"Well, you do have to walk part of the way in the country north of town," I replied.
Walking in farm country is different than walking along Neosho Boulevard. I enjoyed walking beside a harvested cornfield. The stalks were down and broken and the golden kernels from the ears taken to a granary or storage bin some place.
The Newtonia walk takes the participants past the Sheehy horse pasture. The Belgian horses they have are beautiful.
One of the other walkers said that one of the big Belgian horses came up to the fence and reared up on its back feet. I was sad I missed that spectacle.
A mixed herd of four horses in another pasture north of Sheehy's were running as I walked by, their manes flowing up over their backs. There is something about a horse running. The animals seem so smooth and fast, as if gliding over the ground.
The Newtonia 5K walk/run has been in existence for three years. I have bettered my time a minute or two each year. I wonder if I can improve next year?
Once again, Chuck Nodler came back and walked to the finish line with me. He runs the distance and then walks back to meet me to "cool off." He said he gets fewer cramps if he walks a while after running.
The overall winner was unable to stay for the closing ceremonies. He ran at Newtonia and then drove to Monett to run again. He is good and really works at running. He is tall and thin and looks like a runner. I understand he is a minister.
These walk/runs serve several purposes. They help raise money for a good cause. They allow people with like interests to meet and associate with each other. For example, I was able to meet and shake hands with one of the ladies who has walked at Neosho High School for several years. I have spoken to her and waved as we passed, but we never really communicated before.

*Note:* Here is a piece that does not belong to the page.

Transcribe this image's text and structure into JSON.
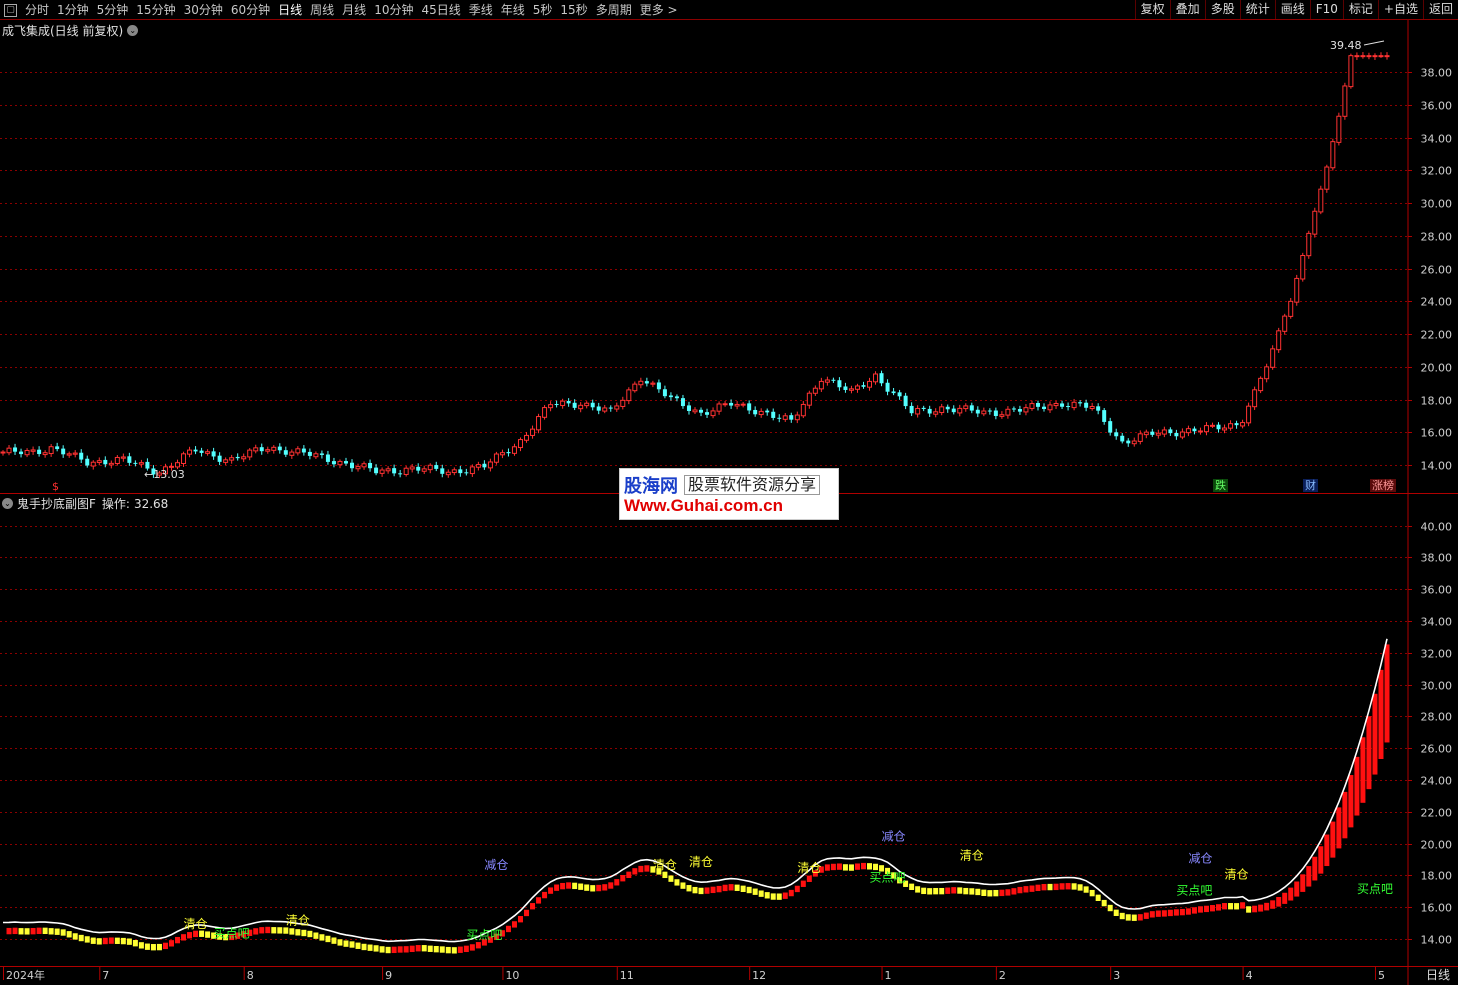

Take a walk, vary your walks occasionally, use those signal lights, and see what you notice while passing along Wildcat Boulevard.
Russell Hively writes a weekly column for the Daily News.